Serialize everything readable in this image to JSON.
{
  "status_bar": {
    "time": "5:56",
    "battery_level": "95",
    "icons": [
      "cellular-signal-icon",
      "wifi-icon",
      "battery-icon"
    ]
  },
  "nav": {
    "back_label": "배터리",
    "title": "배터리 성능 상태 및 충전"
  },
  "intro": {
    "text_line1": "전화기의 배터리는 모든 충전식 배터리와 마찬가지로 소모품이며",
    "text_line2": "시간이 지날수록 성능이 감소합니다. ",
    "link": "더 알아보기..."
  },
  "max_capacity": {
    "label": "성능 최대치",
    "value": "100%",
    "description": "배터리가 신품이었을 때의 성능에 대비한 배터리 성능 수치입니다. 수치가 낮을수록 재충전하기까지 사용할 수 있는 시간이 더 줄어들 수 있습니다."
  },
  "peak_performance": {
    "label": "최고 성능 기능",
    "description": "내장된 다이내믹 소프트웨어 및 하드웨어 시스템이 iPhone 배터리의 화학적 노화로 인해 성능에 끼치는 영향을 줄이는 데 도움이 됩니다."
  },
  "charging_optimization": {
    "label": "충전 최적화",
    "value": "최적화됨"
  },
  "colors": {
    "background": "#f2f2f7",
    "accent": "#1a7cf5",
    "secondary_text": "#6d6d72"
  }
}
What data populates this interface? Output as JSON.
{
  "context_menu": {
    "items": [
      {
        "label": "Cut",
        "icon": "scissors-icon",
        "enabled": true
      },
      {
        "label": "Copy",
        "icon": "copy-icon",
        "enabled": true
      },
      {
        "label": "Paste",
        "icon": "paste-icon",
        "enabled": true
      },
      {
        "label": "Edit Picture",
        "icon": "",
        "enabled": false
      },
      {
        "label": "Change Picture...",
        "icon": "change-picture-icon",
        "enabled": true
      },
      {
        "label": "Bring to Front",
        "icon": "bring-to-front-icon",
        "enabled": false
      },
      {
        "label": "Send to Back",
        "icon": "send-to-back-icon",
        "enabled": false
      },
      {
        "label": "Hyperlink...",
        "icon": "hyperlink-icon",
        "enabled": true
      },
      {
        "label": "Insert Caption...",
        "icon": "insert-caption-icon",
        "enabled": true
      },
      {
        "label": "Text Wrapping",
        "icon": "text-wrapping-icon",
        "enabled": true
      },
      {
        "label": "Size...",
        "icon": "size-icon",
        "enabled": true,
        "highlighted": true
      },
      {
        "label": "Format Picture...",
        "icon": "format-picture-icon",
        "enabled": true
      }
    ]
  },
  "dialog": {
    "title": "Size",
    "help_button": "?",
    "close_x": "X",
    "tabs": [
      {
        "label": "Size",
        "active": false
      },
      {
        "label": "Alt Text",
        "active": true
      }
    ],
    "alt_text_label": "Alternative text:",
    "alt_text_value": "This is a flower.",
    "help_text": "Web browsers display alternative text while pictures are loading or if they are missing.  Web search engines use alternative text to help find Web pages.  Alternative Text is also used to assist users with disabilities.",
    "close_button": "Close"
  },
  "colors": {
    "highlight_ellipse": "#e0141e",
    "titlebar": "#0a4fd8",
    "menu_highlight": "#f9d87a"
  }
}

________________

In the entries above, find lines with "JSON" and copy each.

- **Answer to this task**
Serialize everything readable in this image to JSON.
What data populates this interface? Output as JSON.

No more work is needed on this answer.